▶ **EXERCISE GOAL**: Return all of the entries word for word, but omit the pictures they contain.
***** GIVEN INFORMATION
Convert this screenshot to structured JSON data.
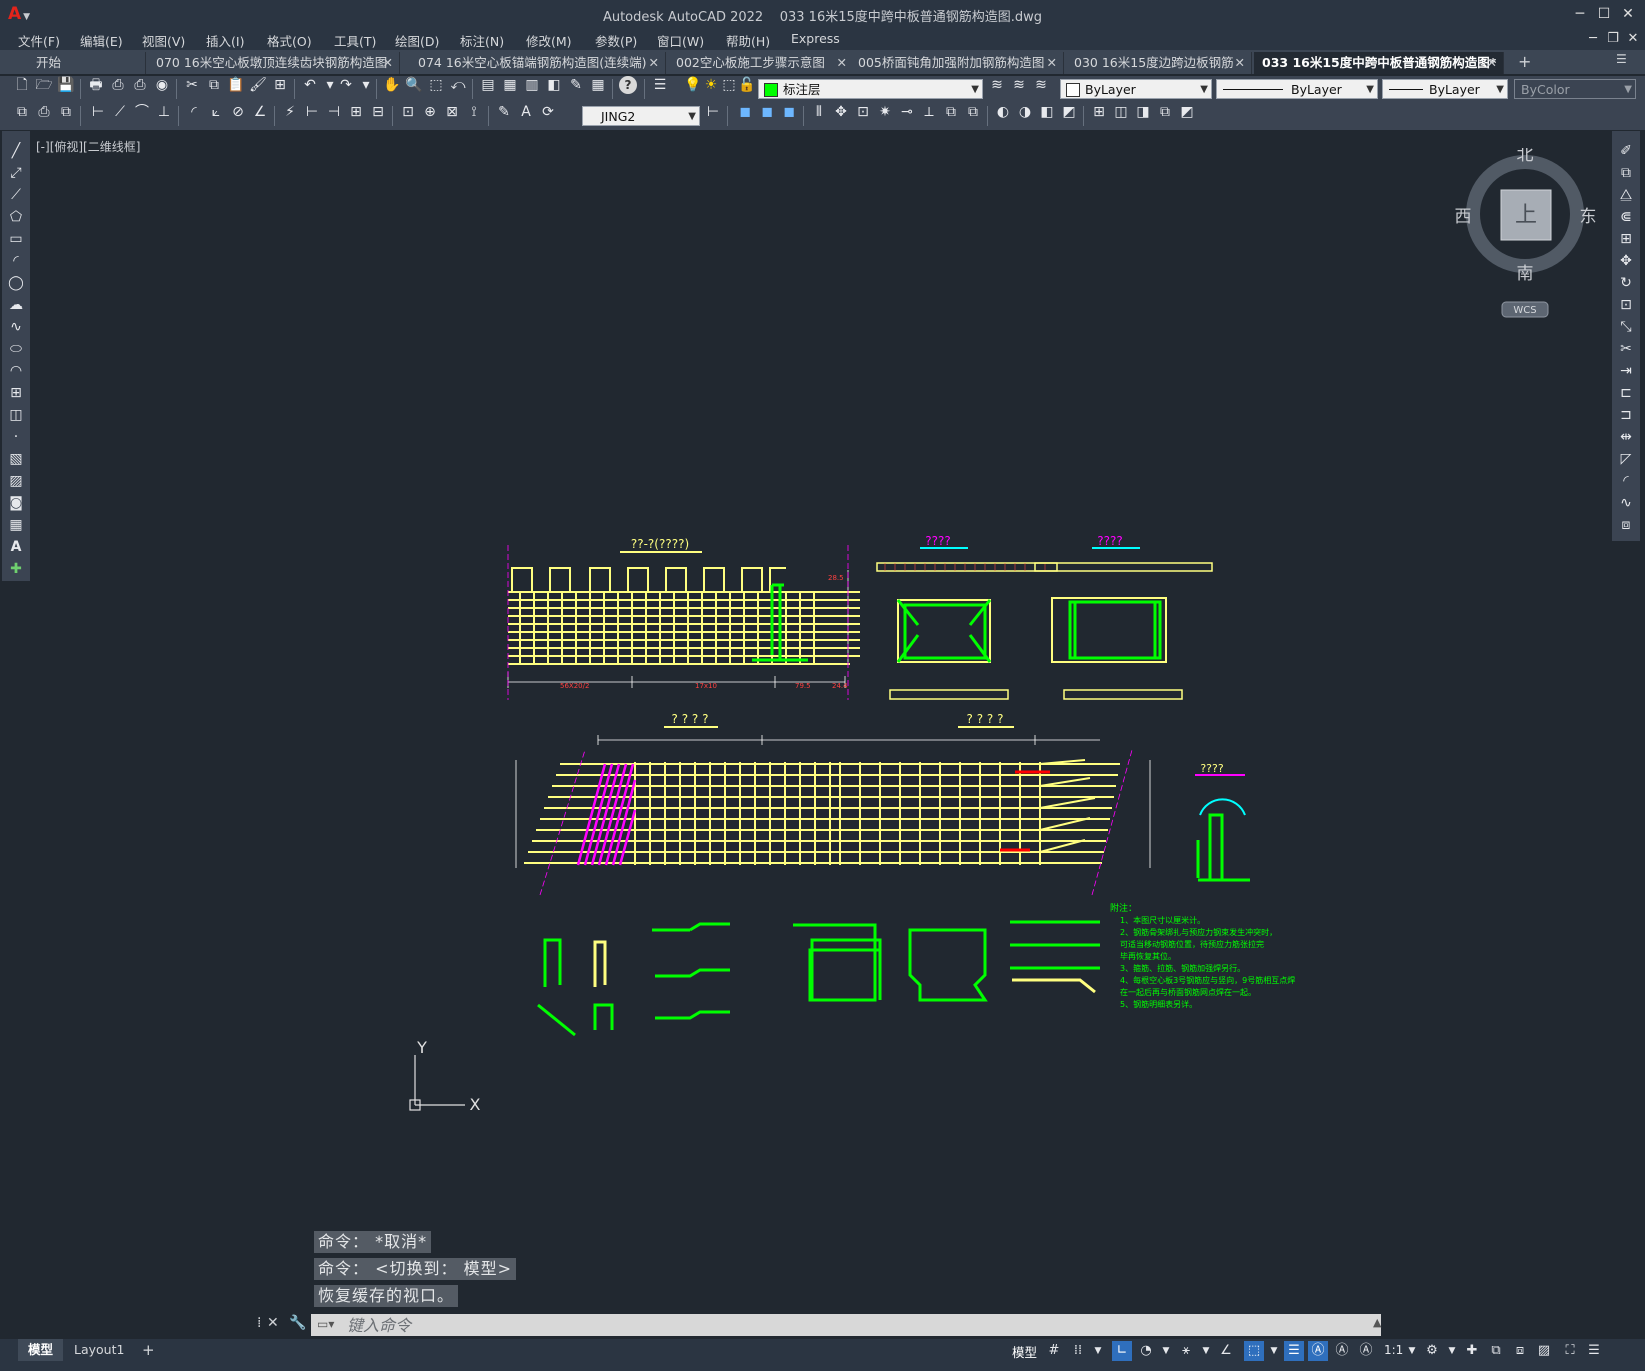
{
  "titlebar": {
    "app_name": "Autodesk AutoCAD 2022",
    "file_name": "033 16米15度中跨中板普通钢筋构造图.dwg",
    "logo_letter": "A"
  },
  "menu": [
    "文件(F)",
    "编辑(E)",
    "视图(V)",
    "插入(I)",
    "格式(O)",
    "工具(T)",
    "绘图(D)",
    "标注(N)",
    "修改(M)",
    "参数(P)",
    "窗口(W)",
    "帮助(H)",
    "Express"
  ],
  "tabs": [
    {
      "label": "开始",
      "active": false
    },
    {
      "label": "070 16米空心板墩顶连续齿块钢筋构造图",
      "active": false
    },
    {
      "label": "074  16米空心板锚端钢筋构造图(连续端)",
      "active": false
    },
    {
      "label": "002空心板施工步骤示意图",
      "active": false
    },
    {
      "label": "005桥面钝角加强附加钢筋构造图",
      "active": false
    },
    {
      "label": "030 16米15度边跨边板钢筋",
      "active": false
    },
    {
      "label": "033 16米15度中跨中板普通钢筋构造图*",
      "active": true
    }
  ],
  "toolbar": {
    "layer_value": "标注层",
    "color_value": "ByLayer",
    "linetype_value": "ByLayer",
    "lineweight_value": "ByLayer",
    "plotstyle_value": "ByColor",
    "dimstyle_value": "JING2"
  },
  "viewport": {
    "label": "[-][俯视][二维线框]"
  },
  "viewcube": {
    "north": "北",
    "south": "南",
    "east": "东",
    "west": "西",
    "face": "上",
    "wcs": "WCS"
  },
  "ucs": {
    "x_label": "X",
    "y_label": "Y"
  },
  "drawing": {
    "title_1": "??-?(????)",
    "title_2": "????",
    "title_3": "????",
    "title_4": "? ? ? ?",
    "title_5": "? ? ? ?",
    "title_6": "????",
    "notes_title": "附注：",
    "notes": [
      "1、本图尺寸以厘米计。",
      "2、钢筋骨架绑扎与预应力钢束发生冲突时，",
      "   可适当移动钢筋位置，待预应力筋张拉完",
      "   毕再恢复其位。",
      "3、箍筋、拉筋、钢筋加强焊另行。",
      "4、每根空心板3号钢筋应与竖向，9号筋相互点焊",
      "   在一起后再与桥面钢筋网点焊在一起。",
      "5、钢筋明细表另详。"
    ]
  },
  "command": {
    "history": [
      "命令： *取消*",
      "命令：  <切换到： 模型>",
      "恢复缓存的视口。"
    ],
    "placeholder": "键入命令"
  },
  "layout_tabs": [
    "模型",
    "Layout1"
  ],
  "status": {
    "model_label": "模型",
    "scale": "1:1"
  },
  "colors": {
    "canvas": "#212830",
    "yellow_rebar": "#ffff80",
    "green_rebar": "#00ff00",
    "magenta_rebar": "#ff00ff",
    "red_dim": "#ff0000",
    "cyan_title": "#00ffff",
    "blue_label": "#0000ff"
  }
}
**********
▶ **ANSWER**:
Convert this screenshot to structured JSON data.
{
  "titlebar": {
    "app_name": "Autodesk AutoCAD 2022",
    "file_name": "033 16米15度中跨中板普通钢筋构造图.dwg",
    "logo_letter": "A"
  },
  "menu": [
    "文件(F)",
    "编辑(E)",
    "视图(V)",
    "插入(I)",
    "格式(O)",
    "工具(T)",
    "绘图(D)",
    "标注(N)",
    "修改(M)",
    "参数(P)",
    "窗口(W)",
    "帮助(H)",
    "Express"
  ],
  "tabs": [
    {
      "label": "开始",
      "active": false
    },
    {
      "label": "070 16米空心板墩顶连续齿块钢筋构造图",
      "active": false
    },
    {
      "label": "074  16米空心板锚端钢筋构造图(连续端)",
      "active": false
    },
    {
      "label": "002空心板施工步骤示意图",
      "active": false
    },
    {
      "label": "005桥面钝角加强附加钢筋构造图",
      "active": false
    },
    {
      "label": "030 16米15度边跨边板钢筋",
      "active": false
    },
    {
      "label": "033 16米15度中跨中板普通钢筋构造图*",
      "active": true
    }
  ],
  "toolbar": {
    "layer_value": "标注层",
    "color_value": "ByLayer",
    "linetype_value": "ByLayer",
    "lineweight_value": "ByLayer",
    "plotstyle_value": "ByColor",
    "dimstyle_value": "JING2"
  },
  "viewport": {
    "label": "[-][俯视][二维线框]"
  },
  "viewcube": {
    "north": "北",
    "south": "南",
    "east": "东",
    "west": "西",
    "face": "上",
    "wcs": "WCS"
  },
  "ucs": {
    "x_label": "X",
    "y_label": "Y"
  },
  "drawing": {
    "title_1": "??-?(????)",
    "title_2": "????",
    "title_3": "????",
    "title_4": "? ? ? ?",
    "title_5": "? ? ? ?",
    "title_6": "????",
    "notes_title": "附注：",
    "notes": [
      "1、本图尺寸以厘米计。",
      "2、钢筋骨架绑扎与预应力钢束发生冲突时，",
      "   可适当移动钢筋位置，待预应力筋张拉完",
      "   毕再恢复其位。",
      "3、箍筋、拉筋、钢筋加强焊另行。",
      "4、每根空心板3号钢筋应与竖向，9号筋相互点焊",
      "   在一起后再与桥面钢筋网点焊在一起。",
      "5、钢筋明细表另详。"
    ]
  },
  "command": {
    "history": [
      "命令： *取消*",
      "命令：  <切换到： 模型>",
      "恢复缓存的视口。"
    ],
    "placeholder": "键入命令"
  },
  "layout_tabs": [
    "模型",
    "Layout1"
  ],
  "status": {
    "model_label": "模型",
    "scale": "1:1"
  },
  "colors": {
    "canvas": "#212830",
    "yellow_rebar": "#ffff80",
    "green_rebar": "#00ff00",
    "magenta_rebar": "#ff00ff",
    "red_dim": "#ff0000",
    "cyan_title": "#00ffff",
    "blue_label": "#0000ff"
  }
}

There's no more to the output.